An Illinois man faces a felony and up to 15 years in prison for recording a traffic stop using his cell phone. Illinois has one of the most restrictive eavesdropping laws in the country.
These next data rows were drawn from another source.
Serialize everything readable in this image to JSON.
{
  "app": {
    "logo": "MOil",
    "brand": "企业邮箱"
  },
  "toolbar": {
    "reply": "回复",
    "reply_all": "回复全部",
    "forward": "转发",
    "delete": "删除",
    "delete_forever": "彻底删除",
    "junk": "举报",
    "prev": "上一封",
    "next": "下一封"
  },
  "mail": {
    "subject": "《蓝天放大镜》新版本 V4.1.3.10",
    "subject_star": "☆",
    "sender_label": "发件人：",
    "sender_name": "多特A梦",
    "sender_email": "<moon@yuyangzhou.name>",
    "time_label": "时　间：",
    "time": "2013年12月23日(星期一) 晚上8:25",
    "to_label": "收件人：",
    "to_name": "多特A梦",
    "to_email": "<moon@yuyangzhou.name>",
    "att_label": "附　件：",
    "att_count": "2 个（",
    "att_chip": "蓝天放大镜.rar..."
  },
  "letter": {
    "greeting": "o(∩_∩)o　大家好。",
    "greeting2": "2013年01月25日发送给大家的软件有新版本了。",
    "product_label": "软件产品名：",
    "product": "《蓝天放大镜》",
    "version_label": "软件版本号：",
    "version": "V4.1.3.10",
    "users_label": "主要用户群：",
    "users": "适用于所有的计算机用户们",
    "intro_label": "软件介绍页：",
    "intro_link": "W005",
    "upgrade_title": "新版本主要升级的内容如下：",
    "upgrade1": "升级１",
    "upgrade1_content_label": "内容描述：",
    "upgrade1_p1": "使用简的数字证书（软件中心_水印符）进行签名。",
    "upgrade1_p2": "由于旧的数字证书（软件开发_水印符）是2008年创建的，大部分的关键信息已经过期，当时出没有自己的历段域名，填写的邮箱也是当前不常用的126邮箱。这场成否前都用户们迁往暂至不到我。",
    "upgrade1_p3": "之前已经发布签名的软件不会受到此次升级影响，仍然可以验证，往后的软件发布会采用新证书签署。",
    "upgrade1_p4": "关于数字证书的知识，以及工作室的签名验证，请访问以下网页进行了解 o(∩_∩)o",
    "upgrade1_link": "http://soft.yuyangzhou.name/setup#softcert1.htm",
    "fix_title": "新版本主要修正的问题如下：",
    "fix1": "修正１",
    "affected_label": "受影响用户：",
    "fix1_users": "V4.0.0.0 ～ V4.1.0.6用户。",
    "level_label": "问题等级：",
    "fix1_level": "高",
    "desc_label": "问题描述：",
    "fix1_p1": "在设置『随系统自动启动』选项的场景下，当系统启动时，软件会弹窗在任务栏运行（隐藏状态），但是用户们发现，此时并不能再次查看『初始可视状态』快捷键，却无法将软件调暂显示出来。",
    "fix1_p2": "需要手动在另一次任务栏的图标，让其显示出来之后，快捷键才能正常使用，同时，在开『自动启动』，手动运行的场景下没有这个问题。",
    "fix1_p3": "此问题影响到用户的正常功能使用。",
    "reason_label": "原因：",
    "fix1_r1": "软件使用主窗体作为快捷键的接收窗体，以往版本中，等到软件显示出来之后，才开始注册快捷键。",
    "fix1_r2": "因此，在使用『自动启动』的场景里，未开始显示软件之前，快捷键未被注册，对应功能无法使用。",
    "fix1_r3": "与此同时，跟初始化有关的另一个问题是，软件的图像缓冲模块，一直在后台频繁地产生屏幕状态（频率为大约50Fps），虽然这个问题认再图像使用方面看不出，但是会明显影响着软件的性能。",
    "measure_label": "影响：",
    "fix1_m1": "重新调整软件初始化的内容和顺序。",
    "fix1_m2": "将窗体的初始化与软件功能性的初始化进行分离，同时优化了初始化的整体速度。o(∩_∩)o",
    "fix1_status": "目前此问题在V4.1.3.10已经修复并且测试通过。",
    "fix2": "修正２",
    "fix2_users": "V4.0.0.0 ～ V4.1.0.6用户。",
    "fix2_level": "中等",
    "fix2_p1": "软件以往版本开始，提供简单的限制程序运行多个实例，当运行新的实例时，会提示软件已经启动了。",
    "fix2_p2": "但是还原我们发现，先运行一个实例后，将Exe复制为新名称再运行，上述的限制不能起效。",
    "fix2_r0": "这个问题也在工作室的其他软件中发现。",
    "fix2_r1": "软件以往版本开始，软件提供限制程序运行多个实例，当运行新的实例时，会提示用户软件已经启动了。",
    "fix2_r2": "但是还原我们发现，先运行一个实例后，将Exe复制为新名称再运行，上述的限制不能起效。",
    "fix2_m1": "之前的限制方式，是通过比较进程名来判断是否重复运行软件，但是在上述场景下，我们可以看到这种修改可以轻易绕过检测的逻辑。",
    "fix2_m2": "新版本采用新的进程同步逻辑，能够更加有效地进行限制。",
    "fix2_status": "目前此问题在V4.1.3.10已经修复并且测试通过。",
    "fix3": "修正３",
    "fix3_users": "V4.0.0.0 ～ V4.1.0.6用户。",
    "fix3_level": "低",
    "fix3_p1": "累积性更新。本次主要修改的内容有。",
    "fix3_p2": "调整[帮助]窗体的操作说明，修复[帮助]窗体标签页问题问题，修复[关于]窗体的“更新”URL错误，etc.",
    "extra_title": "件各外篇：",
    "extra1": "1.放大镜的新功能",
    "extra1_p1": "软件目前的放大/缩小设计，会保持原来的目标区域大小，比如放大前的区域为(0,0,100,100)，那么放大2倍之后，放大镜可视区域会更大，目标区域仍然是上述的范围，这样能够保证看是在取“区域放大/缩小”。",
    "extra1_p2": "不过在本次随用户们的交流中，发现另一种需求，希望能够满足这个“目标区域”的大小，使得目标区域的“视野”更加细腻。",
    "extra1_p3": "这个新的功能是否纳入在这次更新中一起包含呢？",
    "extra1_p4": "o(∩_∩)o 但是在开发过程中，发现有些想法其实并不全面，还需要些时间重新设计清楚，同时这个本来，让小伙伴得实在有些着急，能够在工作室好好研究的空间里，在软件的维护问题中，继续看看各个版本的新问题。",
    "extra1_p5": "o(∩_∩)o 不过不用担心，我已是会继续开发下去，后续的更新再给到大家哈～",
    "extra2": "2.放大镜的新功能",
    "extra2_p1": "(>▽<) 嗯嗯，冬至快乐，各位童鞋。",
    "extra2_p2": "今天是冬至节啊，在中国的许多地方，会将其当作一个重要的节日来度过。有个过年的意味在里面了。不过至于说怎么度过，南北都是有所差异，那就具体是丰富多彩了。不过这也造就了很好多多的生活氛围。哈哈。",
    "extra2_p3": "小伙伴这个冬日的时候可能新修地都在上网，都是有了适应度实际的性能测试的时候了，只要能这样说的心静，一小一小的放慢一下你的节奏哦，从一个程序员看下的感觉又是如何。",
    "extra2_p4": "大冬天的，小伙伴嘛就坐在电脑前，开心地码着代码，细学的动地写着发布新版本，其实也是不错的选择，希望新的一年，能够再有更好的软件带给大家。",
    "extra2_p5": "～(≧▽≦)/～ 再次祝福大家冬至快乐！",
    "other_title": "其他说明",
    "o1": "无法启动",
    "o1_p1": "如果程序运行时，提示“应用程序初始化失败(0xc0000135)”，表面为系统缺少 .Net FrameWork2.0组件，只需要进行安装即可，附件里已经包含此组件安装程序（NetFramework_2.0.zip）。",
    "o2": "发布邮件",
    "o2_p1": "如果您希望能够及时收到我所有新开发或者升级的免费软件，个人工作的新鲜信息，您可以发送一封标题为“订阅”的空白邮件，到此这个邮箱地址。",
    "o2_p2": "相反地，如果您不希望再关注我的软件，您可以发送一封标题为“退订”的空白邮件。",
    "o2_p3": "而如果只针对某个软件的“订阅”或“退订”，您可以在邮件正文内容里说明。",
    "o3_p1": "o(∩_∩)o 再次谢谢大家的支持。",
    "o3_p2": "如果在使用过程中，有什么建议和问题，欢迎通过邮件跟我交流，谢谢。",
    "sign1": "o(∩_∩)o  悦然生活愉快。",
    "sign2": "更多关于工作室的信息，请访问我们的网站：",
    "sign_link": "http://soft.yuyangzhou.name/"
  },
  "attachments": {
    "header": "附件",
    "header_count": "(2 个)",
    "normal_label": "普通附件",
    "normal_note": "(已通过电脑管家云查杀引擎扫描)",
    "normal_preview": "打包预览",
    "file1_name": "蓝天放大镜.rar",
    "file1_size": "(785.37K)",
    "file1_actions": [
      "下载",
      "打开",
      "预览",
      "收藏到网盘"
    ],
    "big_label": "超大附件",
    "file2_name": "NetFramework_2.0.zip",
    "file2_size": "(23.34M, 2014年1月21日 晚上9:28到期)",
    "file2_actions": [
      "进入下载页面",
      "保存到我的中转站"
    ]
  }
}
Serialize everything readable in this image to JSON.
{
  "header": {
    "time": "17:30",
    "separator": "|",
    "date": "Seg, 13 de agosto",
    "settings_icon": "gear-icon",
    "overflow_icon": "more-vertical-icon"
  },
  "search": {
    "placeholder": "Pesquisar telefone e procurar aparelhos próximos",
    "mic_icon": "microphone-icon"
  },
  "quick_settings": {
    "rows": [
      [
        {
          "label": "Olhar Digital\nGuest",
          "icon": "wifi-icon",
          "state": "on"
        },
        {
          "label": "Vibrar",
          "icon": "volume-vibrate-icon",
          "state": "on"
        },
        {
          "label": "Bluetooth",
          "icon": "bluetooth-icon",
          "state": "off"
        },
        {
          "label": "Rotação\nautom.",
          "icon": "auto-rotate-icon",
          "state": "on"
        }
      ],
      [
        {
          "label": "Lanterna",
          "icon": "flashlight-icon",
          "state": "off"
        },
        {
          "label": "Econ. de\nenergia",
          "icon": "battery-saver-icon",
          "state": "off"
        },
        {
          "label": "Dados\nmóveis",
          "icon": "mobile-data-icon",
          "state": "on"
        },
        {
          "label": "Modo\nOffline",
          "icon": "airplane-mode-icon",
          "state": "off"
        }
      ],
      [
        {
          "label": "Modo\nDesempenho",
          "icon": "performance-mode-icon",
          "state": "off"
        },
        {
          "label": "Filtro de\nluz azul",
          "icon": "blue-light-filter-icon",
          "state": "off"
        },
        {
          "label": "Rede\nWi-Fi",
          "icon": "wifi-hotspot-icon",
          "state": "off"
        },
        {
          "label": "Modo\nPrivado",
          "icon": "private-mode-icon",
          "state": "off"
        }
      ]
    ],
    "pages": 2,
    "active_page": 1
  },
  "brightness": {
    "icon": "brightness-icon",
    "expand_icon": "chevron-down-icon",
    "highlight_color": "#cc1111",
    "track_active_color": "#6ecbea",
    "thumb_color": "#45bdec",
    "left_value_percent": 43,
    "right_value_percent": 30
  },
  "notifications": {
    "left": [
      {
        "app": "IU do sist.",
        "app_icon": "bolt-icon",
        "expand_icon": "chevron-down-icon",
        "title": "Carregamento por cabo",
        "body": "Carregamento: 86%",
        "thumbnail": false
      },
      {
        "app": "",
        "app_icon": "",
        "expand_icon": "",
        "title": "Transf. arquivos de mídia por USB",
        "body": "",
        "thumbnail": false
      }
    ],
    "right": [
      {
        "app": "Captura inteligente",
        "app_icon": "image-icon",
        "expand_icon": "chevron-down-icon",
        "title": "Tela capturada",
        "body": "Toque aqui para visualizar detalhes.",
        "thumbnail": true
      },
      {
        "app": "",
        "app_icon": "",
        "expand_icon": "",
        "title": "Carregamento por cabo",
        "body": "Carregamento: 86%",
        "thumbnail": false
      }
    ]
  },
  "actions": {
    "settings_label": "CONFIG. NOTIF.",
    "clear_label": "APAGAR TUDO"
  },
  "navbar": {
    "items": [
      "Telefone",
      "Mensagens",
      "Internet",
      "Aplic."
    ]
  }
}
Someone recording audio must have the permission of everyone being recorded.
"I'm in a private car on a public street and it's a public official," Louis Frobe told ABC7. "Why shouldn't I be able to record what's going on to prove my innocence?"
The charges against him were dropped, but he filed a federal lawsuit challenging the constitutionality of the eavesdropping law.
The American Civil Liberties Union of Illinois recently asked a federal appellate court in a separate case to block future prosecutions for recording police officers performing their public duties as a violation of the First Amendment.
Watch video, courtesy of ABC7, below: